NFC North: David Cornwell
As we noted last month, Culpepper hired attorney David Cornwell as an advisor but remains his own agent when it comes to soliciting and negotiating contracts. He is an unrestricted free agent who now knows he won't be returning to the Lions, who replaced him earlier this month by acquiring Shaun Hill from San Francisco.
Culpepper said he has touched base with a handful of teams so far this offseason but hasn't had any serious contract discussions.
"That's why I'm here," Culpepper said.
Agents often drop in on the owners meeting to jump-start negotiations. In the past day, I've seen Drew Rosenhaus, David Dunn and Frank Bauer, among others, making the rounds.
This is an important step in the right direction for Culpepper, who could return to Detroit but would like to explore other possibilities first. The eventual terms of his next contract won’t be as challenging as the task of getting his name into circulation with the front offices of other teams. Cornwell has long served as a legal resource for NFL players and agents and has the credibility to steer teams in Culpepper’s direction.
Wednesday's statement from attorney David Cornwell, who revealed the NFL has long been aware that the StarCaps weight-loss supplement contains a banned diuretic, could have repercussions in the NFC North.
Cornwell is handling the appeals of New Orleans Saints players Deuce McAllister, Charles Grant and Will Smith -- all of whom have been suspended for testing positive for the diuretic bumetanide. Minnesota defensive tackles Kevin Williams and Pat Williams are facing a similar fate and are scheduled to have their appeals heard Thursday.
In its official steroid policy, the NFL offers to answer any questions players might have about a supplement. There is a telephone hotline as well as contact information for Dr. John Lombardo, the league's independent. administrator for the plan.
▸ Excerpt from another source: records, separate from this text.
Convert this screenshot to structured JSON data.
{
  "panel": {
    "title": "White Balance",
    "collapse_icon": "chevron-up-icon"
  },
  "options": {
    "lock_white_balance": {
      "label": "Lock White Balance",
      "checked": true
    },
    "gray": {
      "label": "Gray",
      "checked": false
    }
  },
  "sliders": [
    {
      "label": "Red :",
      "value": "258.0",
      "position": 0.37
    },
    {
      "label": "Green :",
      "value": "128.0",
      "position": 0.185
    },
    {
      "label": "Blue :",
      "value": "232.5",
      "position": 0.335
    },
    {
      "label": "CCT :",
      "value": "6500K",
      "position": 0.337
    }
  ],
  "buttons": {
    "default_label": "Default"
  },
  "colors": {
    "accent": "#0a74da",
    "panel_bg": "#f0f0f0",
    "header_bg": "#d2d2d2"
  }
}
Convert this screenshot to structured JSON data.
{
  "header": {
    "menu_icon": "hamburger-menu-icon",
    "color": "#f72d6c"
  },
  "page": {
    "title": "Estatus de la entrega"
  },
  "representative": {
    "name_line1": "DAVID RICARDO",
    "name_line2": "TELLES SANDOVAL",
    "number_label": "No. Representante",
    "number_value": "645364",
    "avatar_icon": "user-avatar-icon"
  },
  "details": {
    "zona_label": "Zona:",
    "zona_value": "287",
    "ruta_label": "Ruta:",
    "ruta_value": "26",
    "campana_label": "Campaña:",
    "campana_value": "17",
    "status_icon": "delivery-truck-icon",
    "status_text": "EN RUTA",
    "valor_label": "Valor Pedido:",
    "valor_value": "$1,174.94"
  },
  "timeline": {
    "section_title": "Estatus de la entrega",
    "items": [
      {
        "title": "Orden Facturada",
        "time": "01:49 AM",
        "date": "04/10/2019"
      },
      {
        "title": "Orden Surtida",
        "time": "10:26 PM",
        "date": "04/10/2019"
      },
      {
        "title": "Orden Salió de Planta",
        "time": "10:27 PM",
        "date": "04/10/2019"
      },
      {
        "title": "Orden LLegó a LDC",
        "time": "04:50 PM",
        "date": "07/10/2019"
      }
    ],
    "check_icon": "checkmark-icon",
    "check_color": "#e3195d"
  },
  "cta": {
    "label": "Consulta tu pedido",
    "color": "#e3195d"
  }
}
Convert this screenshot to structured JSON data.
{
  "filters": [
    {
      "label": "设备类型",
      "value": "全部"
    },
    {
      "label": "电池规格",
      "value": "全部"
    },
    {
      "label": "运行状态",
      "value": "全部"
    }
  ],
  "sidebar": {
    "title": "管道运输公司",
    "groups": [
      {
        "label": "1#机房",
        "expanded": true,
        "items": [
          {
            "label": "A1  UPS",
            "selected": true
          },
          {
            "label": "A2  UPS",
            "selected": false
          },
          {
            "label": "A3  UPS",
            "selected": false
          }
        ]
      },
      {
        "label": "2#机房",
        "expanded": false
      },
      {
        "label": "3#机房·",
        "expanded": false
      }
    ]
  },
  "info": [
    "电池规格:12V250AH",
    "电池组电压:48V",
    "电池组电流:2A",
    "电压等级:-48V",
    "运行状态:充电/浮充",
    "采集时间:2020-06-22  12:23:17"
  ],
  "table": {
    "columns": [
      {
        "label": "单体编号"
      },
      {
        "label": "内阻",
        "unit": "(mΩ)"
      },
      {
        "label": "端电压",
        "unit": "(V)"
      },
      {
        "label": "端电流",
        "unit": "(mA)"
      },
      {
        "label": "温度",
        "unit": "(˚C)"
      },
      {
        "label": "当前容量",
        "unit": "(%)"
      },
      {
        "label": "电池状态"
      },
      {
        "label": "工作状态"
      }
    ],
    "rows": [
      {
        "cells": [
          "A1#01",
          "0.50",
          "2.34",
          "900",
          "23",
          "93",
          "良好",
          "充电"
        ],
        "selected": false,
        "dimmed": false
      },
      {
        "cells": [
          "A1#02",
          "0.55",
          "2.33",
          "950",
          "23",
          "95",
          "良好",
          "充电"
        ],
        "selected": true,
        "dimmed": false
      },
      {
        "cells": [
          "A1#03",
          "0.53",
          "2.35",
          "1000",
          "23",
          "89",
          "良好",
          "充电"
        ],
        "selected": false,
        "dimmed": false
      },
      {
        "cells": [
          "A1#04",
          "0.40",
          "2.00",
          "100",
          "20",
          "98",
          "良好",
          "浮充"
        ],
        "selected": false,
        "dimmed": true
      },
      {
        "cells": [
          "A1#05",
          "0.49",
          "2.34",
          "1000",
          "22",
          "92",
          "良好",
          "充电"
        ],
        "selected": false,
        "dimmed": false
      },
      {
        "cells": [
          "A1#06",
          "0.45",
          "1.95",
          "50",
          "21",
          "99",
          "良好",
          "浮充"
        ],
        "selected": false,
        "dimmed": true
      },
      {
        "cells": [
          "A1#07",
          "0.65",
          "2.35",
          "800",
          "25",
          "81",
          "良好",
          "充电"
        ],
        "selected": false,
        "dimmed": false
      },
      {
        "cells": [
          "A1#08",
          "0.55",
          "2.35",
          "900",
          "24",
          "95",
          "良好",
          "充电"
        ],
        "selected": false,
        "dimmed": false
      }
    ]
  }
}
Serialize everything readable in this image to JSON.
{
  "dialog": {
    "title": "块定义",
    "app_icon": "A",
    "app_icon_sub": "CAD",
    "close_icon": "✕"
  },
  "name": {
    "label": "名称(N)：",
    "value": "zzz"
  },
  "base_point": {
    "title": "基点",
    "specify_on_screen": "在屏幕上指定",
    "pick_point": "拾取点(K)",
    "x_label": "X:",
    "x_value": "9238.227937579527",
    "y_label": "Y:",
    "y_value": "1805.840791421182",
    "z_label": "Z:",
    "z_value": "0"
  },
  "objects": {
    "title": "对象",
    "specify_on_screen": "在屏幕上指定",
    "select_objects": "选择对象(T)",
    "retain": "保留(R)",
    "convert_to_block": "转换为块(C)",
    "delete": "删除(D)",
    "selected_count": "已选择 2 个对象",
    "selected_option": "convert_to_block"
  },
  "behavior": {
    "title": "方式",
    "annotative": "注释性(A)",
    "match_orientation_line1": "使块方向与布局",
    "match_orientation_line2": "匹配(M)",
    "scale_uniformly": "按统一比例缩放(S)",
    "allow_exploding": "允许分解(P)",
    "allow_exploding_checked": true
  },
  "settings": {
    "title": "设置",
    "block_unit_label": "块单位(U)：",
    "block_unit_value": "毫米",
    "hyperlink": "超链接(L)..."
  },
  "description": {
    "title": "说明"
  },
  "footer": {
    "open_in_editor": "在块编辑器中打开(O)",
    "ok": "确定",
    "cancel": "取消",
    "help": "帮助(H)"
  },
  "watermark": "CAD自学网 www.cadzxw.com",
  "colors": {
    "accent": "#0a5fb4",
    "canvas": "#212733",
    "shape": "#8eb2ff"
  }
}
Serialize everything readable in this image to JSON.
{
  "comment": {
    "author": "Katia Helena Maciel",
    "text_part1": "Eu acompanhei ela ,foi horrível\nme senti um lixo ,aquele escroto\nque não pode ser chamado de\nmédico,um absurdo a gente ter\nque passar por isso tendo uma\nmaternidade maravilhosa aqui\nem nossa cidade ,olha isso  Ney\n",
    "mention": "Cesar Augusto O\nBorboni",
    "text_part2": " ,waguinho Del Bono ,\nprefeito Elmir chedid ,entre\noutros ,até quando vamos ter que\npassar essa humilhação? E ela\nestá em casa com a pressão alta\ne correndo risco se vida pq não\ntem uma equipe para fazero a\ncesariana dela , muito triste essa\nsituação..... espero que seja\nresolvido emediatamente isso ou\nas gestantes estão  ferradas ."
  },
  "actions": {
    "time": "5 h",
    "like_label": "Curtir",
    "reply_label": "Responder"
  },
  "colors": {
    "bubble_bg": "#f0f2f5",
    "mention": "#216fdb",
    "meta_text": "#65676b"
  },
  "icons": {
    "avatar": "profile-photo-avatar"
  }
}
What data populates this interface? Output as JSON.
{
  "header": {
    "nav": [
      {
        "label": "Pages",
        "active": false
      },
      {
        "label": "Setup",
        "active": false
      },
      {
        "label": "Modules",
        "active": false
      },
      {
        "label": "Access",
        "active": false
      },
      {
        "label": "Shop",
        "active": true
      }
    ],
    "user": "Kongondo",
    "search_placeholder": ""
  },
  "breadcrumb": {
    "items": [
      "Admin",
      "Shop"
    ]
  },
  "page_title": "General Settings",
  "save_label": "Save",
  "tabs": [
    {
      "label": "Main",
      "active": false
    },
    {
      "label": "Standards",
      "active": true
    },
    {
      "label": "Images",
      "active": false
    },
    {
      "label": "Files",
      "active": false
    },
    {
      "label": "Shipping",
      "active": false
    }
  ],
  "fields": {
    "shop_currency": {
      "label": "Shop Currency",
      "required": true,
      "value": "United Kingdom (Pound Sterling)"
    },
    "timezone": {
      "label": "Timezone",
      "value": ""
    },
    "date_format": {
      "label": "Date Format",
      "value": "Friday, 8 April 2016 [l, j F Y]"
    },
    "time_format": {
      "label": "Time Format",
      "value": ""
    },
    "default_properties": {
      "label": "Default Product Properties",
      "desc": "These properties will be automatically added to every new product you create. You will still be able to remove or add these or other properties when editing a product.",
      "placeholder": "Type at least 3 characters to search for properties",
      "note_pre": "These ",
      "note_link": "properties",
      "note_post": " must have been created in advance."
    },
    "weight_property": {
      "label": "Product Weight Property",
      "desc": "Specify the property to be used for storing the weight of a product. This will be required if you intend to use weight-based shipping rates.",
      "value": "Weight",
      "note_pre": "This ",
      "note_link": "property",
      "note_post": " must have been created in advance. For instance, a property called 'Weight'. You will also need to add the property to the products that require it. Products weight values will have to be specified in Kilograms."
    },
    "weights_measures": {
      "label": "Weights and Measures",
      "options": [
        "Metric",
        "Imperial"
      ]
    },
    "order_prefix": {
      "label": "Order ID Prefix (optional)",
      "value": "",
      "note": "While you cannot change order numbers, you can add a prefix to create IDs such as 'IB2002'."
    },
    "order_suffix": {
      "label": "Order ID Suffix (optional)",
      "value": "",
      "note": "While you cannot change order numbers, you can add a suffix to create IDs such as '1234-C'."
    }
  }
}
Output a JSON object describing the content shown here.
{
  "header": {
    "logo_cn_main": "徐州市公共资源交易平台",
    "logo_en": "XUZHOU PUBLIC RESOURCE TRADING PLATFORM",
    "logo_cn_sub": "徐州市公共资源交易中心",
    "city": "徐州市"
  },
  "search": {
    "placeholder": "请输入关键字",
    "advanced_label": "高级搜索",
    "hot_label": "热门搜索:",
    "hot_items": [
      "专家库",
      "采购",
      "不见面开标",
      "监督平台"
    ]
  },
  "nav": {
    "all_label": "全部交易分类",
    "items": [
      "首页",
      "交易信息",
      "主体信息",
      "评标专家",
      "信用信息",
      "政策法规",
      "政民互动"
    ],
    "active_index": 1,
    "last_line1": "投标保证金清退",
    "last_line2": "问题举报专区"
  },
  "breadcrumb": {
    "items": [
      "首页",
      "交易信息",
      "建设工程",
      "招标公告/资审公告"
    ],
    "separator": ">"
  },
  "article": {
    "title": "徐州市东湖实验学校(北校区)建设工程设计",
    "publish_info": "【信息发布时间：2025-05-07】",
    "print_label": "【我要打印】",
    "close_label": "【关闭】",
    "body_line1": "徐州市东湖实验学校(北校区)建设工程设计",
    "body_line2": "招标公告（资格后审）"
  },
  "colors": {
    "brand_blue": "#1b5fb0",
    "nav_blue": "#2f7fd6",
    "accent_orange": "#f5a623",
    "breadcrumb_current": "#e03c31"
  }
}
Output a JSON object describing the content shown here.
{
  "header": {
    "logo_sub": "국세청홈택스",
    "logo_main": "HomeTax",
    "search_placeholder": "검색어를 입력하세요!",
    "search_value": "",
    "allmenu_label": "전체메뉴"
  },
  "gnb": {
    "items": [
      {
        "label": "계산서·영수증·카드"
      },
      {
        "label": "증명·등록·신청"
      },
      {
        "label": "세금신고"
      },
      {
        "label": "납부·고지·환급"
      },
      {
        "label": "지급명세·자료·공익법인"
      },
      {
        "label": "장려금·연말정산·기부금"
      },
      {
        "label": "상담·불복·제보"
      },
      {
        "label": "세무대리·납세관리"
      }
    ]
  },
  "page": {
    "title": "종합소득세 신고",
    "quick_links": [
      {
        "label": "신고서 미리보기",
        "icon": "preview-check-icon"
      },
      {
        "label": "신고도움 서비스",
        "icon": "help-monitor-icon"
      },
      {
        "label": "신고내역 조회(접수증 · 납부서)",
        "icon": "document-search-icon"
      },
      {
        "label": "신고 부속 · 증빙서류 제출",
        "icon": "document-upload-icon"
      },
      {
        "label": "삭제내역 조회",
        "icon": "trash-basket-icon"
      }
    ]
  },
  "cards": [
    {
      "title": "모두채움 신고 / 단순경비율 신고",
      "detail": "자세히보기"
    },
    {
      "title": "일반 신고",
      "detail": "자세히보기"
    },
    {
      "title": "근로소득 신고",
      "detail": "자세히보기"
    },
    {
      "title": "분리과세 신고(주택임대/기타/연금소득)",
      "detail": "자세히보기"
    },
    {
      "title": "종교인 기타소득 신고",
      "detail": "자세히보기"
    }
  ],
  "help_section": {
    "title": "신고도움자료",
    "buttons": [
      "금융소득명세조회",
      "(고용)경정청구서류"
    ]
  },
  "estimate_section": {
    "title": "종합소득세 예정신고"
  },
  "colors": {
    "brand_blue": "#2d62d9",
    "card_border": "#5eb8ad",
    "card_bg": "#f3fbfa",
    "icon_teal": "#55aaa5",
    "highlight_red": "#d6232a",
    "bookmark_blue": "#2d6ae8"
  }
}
According to Cornwell's statement, Lombardo knew that StarCaps contained bumetanide but did not reveal it. Cornwell's implication is that Lombardo did not administrate the policy properly and thus eliminated the culpability of his clients.
If McAllister, Grant and Smith are exonerated as a result, it's possible that Kevin Williams and Pat Williams will be as well. Still, there are some unanswered questions that could mitigate Cornwell's argument. Namely:
1. Did any of those players specifically ask about StarCaps? The policy provides information to those who ask, but my understanding is that the NFL is not obligated to publicize a list of tainted supplements. The NFL does provide a list of supplements it has tested and approved. There is an important distinction here.
2. Would Lombardo's decision to withhold the information supersede the NFL's mandate that players are ultimately responsible for what they take? Remember, here is the wording from the NFL policy: "Players are responsible for what is in their bodies, and a positive test result will not be excused because a player was unaware that he was taking a Prohibited Substance."
If someone called Lombardo or the NFL hotline and got clearance to take StarCaps, then there is a legitimate problem here. But if the players are trying to smoke out Lombardo and the league for not independently informing them that StarCaps was tainted, they might not have a winning argument. Stay tuned.